From the material beneath, pull every line with the word "title".

— Dataset records —
........

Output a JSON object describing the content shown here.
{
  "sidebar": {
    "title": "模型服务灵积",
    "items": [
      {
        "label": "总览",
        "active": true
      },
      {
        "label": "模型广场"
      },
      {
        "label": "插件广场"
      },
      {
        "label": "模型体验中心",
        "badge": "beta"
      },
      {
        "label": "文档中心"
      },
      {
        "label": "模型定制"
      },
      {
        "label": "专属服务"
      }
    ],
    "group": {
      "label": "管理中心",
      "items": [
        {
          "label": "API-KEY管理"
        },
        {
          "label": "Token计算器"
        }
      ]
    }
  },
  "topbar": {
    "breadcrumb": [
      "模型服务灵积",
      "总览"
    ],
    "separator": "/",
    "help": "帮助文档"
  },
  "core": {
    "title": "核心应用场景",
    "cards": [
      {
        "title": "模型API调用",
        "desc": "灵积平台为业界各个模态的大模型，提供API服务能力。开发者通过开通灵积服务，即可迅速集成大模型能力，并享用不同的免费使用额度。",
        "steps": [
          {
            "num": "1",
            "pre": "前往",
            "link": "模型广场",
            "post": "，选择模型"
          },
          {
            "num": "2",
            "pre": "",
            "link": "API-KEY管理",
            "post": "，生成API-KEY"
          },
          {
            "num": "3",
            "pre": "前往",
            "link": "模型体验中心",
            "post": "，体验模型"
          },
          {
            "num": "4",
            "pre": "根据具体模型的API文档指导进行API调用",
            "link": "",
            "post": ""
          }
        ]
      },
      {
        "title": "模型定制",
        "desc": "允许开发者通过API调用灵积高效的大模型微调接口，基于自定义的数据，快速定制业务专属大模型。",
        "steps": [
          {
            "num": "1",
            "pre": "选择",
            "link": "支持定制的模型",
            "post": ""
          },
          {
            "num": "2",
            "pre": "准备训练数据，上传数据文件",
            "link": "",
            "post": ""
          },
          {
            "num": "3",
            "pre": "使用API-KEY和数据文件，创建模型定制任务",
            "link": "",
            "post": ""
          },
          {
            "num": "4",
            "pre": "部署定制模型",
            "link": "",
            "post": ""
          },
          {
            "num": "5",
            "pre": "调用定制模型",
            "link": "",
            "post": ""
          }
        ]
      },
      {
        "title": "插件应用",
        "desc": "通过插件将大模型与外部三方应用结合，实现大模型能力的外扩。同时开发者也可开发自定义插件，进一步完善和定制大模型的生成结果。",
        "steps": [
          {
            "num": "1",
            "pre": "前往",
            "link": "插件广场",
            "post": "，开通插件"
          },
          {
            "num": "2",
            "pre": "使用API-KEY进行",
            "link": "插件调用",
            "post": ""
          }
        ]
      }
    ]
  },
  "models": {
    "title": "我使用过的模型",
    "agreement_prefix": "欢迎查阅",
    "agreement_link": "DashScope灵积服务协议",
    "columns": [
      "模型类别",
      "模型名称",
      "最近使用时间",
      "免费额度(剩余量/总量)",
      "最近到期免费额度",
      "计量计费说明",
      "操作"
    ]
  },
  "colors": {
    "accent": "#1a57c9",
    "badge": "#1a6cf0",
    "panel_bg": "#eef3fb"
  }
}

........

— Solution —
    "title": "模型服务灵积",
    "title": "核心应用场景",
        "title": "模型API调用",
        "title": "模型定制",
        "title": "插件应用",
    "title": "我使用过的模型",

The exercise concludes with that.